Work required: Return every entry exactly as it is written in the listing.
────────
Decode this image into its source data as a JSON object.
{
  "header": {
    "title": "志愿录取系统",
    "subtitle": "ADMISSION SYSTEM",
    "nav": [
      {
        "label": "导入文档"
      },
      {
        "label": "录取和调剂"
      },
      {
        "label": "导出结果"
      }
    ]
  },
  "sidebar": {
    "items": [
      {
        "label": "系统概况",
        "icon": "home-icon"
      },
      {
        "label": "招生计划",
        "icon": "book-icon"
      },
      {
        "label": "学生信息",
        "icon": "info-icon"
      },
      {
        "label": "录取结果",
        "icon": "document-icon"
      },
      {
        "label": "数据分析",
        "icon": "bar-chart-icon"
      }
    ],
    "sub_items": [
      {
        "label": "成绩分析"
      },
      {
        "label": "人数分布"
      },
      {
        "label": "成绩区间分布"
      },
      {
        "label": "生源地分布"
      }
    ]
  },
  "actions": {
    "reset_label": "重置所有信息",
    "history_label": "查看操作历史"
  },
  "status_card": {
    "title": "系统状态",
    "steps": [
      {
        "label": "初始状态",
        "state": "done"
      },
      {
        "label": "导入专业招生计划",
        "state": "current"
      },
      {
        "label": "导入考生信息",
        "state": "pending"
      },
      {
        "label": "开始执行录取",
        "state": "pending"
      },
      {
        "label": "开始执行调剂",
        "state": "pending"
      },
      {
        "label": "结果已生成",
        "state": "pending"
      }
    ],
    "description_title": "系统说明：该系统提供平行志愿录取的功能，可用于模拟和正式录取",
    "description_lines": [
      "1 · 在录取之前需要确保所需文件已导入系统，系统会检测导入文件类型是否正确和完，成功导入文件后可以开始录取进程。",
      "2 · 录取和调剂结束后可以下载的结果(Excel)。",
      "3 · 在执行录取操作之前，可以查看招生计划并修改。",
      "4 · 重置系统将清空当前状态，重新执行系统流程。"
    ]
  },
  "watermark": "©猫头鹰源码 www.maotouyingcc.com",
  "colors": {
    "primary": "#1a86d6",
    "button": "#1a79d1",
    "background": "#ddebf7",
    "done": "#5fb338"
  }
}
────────
Output below:
Decode this image into its source data as a JSON object.
{
  "header": {
    "title": "志愿录取系统",
    "subtitle": "ADMISSION SYSTEM",
    "nav": [
      {
        "label": "导入文档"
      },
      {
        "label": "录取和调剂"
      },
      {
        "label": "导出结果"
      }
    ]
  },
  "sidebar": {
    "items": [
      {
        "label": "系统概况",
        "icon": "home-icon"
      },
      {
        "label": "招生计划",
        "icon": "book-icon"
      },
      {
        "label": "学生信息",
        "icon": "info-icon"
      },
      {
        "label": "录取结果",
        "icon": "document-icon"
      },
      {
        "label": "数据分析",
        "icon": "bar-chart-icon"
      }
    ],
    "sub_items": [
      {
        "label": "成绩分析"
      },
      {
        "label": "人数分布"
      },
      {
        "label": "成绩区间分布"
      },
      {
        "label": "生源地分布"
      }
    ]
  },
  "actions": {
    "reset_label": "重置所有信息",
    "history_label": "查看操作历史"
  },
  "status_card": {
    "title": "系统状态",
    "steps": [
      {
        "label": "初始状态",
        "state": "done"
      },
      {
        "label": "导入专业招生计划",
        "state": "current"
      },
      {
        "label": "导入考生信息",
        "state": "pending"
      },
      {
        "label": "开始执行录取",
        "state": "pending"
      },
      {
        "label": "开始执行调剂",
        "state": "pending"
      },
      {
        "label": "结果已生成",
        "state": "pending"
      }
    ],
    "description_title": "系统说明：该系统提供平行志愿录取的功能，可用于模拟和正式录取",
    "description_lines": [
      "1 · 在录取之前需要确保所需文件已导入系统，系统会检测导入文件类型是否正确和完，成功导入文件后可以开始录取进程。",
      "2 · 录取和调剂结束后可以下载的结果(Excel)。",
      "3 · 在执行录取操作之前，可以查看招生计划并修改。",
      "4 · 重置系统将清空当前状态，重新执行系统流程。"
    ]
  },
  "watermark": "©猫头鹰源码 www.maotouyingcc.com",
  "colors": {
    "primary": "#1a86d6",
    "button": "#1a79d1",
    "background": "#ddebf7",
    "done": "#5fb338"
  }
}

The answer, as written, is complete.